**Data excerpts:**
● ● ●
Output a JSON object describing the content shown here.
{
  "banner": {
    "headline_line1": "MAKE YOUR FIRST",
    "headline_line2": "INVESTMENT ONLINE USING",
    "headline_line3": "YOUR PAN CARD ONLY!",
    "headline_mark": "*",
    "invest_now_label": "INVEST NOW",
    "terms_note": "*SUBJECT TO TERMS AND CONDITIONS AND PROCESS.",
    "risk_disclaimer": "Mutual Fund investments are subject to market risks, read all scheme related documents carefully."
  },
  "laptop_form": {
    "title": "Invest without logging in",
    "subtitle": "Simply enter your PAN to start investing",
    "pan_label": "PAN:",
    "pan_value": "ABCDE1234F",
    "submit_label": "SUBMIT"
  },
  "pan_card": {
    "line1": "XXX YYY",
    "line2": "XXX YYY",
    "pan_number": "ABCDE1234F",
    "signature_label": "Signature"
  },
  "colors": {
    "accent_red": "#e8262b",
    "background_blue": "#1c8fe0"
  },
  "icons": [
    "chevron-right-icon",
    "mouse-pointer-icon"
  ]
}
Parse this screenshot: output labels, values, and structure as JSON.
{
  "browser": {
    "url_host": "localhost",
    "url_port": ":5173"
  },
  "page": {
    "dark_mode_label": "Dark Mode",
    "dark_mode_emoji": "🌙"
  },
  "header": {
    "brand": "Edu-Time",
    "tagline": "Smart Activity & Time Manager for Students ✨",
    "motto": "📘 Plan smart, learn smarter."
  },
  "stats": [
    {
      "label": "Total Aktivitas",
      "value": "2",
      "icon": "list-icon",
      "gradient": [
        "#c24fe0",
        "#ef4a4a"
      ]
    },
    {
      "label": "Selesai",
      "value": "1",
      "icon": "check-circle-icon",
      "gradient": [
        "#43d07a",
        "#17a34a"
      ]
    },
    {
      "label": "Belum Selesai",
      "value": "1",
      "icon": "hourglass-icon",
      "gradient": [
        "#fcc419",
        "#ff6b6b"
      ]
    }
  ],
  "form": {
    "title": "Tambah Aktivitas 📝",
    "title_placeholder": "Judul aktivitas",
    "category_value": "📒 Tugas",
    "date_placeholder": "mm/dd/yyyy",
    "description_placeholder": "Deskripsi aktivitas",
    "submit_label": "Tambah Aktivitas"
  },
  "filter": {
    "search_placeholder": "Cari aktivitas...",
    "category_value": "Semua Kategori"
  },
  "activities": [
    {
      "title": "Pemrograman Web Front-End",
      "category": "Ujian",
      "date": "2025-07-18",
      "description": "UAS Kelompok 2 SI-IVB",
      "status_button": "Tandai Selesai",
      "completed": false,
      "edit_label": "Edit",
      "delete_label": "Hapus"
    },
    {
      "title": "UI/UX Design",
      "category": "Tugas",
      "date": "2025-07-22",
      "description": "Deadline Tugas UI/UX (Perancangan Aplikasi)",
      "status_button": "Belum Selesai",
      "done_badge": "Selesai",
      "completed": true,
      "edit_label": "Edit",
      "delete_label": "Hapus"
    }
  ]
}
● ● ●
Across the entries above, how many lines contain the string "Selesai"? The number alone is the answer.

5